Problem to work on: Pull out each line of the data that includes the word "this".

── Input records

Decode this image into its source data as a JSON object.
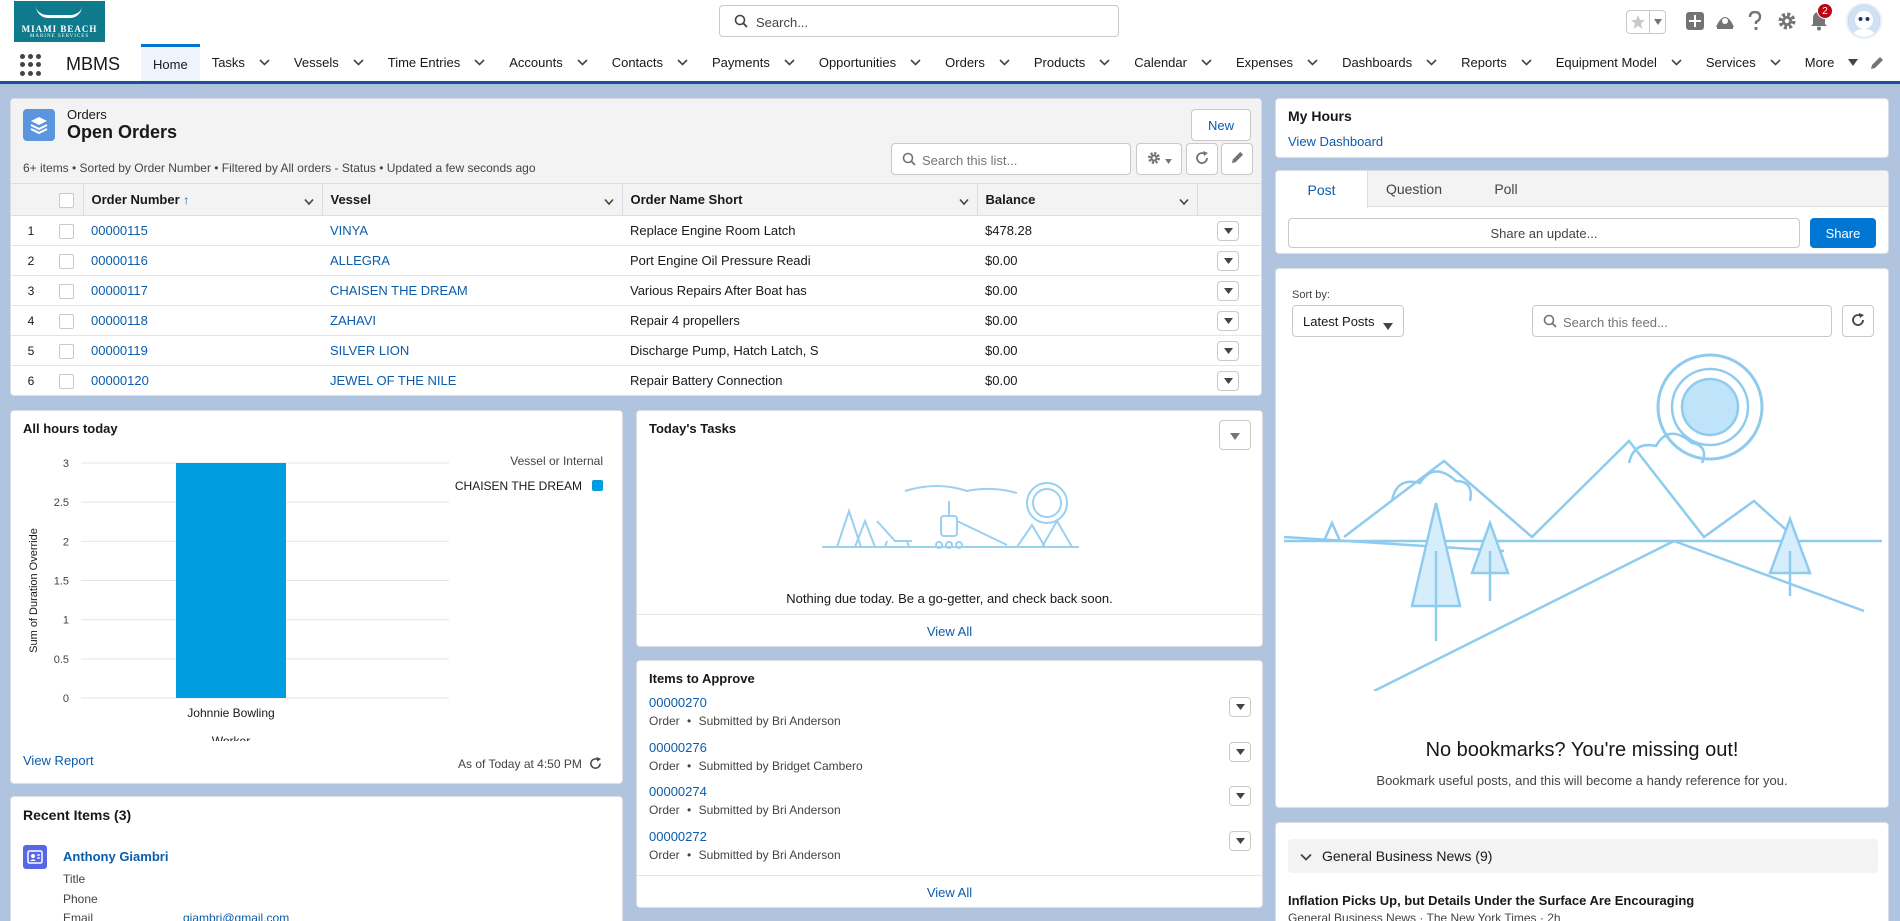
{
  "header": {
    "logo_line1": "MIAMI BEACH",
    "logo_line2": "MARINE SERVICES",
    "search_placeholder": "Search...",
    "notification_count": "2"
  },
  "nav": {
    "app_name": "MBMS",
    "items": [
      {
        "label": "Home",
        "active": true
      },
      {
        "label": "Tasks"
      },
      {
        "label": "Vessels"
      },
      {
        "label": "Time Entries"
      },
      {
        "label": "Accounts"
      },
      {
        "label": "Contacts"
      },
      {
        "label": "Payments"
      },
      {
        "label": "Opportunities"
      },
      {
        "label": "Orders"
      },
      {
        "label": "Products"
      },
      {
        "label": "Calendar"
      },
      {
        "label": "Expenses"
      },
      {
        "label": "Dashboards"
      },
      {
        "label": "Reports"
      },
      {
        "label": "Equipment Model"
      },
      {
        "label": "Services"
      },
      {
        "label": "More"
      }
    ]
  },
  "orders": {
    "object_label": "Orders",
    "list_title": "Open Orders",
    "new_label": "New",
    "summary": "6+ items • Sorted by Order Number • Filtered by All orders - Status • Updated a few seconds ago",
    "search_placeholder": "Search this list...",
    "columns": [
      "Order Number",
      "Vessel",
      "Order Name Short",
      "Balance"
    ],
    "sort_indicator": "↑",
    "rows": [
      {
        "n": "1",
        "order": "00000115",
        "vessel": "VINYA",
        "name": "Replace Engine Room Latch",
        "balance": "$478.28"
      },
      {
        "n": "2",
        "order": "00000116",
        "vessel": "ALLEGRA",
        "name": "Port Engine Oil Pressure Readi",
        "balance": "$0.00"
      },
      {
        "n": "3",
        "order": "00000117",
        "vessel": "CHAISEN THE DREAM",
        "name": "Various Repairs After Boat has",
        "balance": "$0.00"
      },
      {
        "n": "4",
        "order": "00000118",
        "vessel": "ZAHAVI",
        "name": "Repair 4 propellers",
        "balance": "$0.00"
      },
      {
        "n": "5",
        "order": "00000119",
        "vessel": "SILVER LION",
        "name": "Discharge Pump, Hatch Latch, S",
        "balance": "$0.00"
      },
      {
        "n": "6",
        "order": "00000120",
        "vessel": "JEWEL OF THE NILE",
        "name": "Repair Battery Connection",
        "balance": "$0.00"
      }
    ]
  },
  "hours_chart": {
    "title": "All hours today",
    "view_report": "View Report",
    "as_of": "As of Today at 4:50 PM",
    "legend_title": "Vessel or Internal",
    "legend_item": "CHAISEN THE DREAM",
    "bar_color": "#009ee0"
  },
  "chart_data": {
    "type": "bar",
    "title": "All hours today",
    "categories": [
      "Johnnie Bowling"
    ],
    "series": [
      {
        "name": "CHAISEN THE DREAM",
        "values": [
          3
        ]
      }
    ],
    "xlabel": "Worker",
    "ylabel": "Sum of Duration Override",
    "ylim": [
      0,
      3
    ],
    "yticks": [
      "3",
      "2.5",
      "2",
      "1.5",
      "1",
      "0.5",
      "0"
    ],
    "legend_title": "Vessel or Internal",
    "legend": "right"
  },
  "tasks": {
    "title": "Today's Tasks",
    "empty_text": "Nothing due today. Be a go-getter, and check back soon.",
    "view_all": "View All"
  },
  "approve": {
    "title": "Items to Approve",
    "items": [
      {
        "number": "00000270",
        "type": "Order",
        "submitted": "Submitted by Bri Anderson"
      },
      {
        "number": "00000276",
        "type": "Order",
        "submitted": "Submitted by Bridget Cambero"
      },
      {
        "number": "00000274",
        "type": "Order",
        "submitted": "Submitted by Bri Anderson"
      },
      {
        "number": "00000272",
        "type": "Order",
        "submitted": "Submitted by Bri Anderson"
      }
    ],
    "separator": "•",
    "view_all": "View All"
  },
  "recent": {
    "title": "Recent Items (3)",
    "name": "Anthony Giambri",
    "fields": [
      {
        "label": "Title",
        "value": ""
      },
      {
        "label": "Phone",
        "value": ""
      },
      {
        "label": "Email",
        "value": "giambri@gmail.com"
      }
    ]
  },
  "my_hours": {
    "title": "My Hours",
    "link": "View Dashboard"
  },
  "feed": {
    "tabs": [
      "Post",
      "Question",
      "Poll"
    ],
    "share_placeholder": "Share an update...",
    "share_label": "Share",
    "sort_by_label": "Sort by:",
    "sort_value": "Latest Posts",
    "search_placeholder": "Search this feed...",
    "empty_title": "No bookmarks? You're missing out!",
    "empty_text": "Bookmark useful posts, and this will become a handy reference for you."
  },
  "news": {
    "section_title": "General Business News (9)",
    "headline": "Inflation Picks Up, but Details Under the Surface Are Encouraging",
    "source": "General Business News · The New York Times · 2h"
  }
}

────
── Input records

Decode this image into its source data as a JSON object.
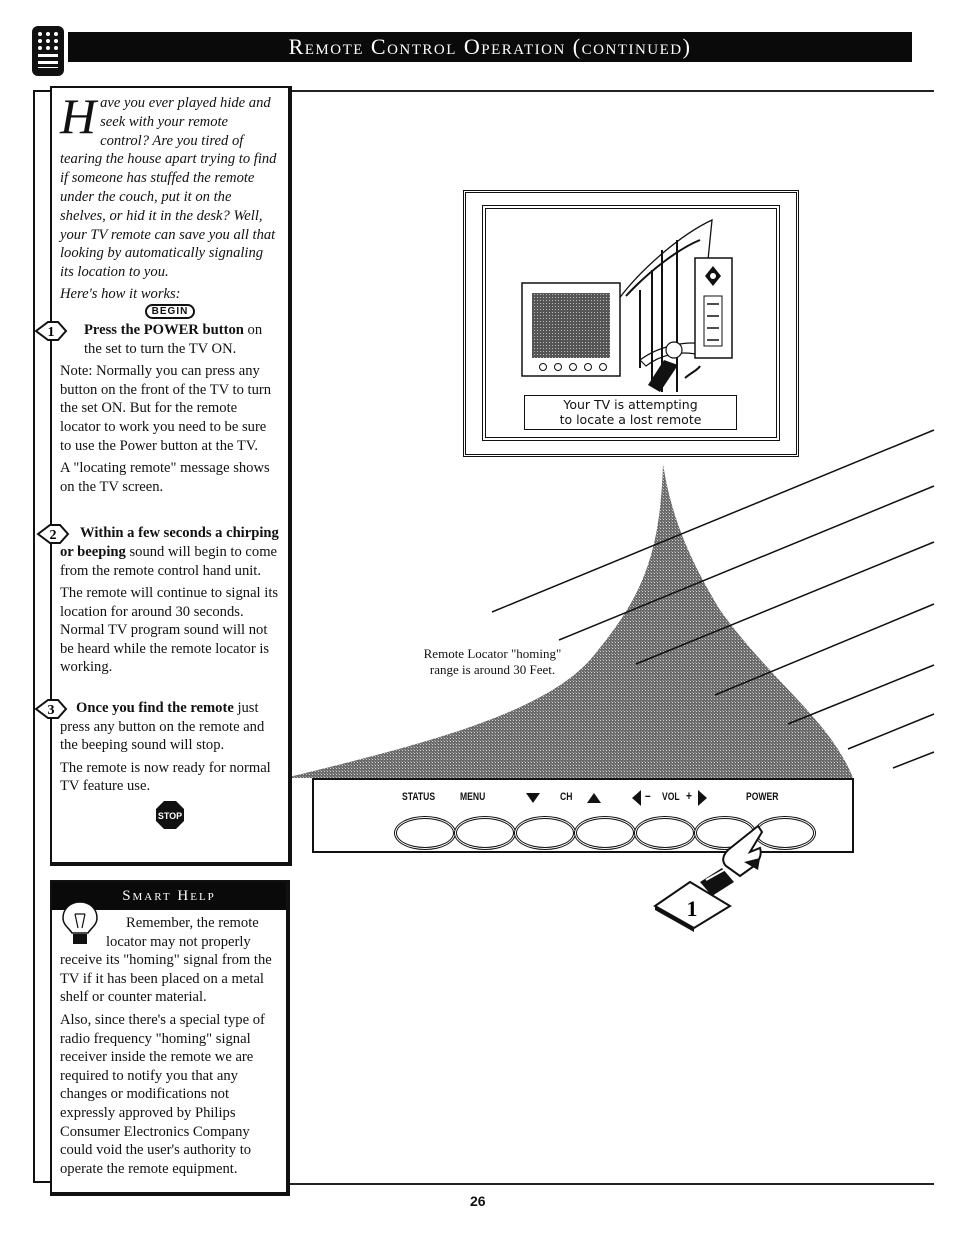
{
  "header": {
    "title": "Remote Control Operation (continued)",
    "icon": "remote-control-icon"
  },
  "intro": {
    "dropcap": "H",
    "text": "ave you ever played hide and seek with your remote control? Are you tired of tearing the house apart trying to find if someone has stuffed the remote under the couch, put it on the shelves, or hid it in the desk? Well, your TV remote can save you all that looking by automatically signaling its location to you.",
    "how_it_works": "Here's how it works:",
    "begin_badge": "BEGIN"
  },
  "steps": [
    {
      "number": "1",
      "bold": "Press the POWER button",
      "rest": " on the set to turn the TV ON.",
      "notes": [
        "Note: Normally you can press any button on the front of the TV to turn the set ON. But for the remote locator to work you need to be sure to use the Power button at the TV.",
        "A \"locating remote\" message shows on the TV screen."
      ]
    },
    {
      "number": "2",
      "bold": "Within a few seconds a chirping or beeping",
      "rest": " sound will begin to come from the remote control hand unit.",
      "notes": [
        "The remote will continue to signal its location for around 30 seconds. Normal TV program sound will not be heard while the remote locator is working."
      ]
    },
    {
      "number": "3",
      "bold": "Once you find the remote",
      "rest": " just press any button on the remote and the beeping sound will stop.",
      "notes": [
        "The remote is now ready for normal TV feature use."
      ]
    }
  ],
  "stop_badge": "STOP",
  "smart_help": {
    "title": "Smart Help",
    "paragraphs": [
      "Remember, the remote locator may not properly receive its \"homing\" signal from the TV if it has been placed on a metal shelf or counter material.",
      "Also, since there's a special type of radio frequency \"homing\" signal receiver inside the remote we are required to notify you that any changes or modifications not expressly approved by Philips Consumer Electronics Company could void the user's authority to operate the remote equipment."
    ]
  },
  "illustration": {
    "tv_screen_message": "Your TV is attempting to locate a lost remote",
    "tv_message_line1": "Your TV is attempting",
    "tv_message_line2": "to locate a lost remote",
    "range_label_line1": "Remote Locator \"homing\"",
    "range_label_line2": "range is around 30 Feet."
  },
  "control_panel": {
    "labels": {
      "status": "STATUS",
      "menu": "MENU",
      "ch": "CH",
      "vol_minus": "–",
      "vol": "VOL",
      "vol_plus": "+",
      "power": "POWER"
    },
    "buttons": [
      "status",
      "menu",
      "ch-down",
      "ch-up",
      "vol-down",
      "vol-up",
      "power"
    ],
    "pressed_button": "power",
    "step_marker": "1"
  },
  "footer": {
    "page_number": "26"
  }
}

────

Answer section:
Decode this image into its source data as a JSON object.
    "search_placeholder": "Search this list...",
    "search_placeholder": "Search this feed...",
    "empty_text": "Bookmark useful posts, and this will become a handy reference for you."
Decode this image into its source data as a JSON object.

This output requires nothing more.